Electronic discovery, otherwise known as e-discovery or ediscovery, involves electronically identifying, collecting and producing information that is stored electronically. This is for the most part related to a request to produce the relevant information through a law suit or investigation enquiry. This information can include material such as emails, digital documents, presentations, databases, voicemail recordings, audio and video files, social media-related information, and websites. There’s a lot more to ediscovery, though – in this article, we take a look at what ediscovery is all about to give you a better idea of why it might be useful to you.
The process of implementing a request for ediscovery in Sydney is not exactly an easy one, and finding the right information can be tricky depending on the size of the database. As such, processes and technologies related to e-discovery are usually highly complex due to the need to be able to sift through large volumes of information in a suitable timeframe. there is also the need to be able to preserve the original metadata of the documents – such as the time-date stamps, author and recipient information, and file properties – so that the file is not compromised for the purpose it is required for – this is particularly important in instances that involve evidence for litigation. This makes the entire process a lot more different – and often much more difficult – than traditional hardcopy document discovery, as without the meta information of the electronic documents being retained, there is potential for claims of spoliation or tampering to be raised. This obvious has the power to cause a legal case to collapse, which costs not only significant time, but money.

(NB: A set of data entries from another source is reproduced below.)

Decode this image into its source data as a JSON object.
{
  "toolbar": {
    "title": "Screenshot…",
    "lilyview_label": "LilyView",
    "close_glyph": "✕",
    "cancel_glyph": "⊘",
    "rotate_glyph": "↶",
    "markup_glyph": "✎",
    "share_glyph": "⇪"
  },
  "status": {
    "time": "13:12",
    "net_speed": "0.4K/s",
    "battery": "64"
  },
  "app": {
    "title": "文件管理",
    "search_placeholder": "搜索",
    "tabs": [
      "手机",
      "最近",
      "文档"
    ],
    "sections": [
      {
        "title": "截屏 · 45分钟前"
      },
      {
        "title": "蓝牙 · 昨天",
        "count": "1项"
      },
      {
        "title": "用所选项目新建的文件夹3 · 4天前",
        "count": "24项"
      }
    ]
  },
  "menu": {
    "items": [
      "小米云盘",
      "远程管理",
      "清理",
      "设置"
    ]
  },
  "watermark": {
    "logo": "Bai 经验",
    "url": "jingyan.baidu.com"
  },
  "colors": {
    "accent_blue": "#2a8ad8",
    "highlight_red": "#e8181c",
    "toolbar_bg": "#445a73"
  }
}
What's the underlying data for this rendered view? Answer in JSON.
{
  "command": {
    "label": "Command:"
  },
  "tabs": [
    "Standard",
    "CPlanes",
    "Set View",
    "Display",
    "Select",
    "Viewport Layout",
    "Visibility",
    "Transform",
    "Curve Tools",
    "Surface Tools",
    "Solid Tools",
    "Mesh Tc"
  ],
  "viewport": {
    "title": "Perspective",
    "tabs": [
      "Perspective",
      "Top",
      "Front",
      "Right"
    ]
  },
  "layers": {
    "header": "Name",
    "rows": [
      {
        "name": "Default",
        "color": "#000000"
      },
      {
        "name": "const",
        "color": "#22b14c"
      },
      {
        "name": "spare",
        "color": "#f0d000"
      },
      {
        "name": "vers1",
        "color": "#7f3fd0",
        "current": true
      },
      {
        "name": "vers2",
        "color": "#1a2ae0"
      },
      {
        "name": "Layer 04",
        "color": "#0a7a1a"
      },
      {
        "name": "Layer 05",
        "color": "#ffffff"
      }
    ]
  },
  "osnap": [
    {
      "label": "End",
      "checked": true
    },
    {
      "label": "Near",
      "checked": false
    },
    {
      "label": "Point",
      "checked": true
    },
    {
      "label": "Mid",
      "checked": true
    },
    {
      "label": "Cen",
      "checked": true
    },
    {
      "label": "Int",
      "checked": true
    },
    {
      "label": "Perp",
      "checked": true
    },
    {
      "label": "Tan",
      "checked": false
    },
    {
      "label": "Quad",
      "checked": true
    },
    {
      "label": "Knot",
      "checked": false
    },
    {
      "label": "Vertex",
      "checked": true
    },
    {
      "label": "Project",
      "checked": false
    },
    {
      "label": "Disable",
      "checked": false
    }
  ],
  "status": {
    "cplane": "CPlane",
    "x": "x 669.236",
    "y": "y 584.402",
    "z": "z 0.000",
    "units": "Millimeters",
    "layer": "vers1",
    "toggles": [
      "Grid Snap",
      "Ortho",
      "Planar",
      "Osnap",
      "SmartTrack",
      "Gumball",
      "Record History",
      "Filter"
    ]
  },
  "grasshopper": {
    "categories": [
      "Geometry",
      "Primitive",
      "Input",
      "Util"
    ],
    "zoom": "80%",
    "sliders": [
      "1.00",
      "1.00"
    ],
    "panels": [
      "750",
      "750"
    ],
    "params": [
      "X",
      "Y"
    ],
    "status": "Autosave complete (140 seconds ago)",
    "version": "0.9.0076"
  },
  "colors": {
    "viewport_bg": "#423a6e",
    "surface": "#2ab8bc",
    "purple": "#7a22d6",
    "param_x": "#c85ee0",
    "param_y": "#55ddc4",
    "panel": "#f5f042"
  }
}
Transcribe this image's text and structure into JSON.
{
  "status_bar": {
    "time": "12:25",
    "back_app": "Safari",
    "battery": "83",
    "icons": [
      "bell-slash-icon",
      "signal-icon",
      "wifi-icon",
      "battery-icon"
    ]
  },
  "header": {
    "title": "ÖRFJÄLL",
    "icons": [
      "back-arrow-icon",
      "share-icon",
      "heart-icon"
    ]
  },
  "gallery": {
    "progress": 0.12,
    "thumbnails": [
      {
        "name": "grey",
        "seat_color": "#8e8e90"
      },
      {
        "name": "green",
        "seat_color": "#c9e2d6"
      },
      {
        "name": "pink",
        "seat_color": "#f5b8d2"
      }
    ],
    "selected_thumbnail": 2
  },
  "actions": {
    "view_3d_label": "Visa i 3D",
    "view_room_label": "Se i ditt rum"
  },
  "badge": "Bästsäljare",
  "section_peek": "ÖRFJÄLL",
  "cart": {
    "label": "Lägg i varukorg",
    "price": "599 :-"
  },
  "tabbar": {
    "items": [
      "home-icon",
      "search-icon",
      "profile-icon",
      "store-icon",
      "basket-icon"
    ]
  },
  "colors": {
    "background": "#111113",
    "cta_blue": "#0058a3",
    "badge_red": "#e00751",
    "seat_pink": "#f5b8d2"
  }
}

How ediscovery information is used
After ediscovery is used to uncover data that is then appropriately identified by all relevant parties involved in the matter, any document deemed potentially relevant – regardless of whether it is an electronic or hard-copy material – will be placed under legal hold. This is to ensure that they are not modified, deleted, erased or otherwise destroyed, as any modification could very quickly upturn any case. This data is collected and then extracted, indexed and placed into a database, where it can be referenced at a later date. Once all of the information is gathered, work then begins to determine the relevant information from the non-relevant information. Once only relevant information remains, it is hosted in a secure environment where reviewers who code the documents for their relevance to the legal matter can access it accordingly. It is often the case that contract attorneys and paralegals are involved in this step for the purpose of document review.
The conversion of ediscovery files
It is possible for the files found through ediscovery are converted to static forms for the purpose of easier consumption. These files are often made into TIFF or PDF formats in order to make the easy redaction of privileged and non-relevant information simpler. It is also possible to introduce computer-assisted review processes to help streamline this process even further. This can occur through predictive coding and similar analytic software to minimise the number of documents required for review by attorneys, which affords the opportunity to save both time and costs for business and strengthen the case with what time is available.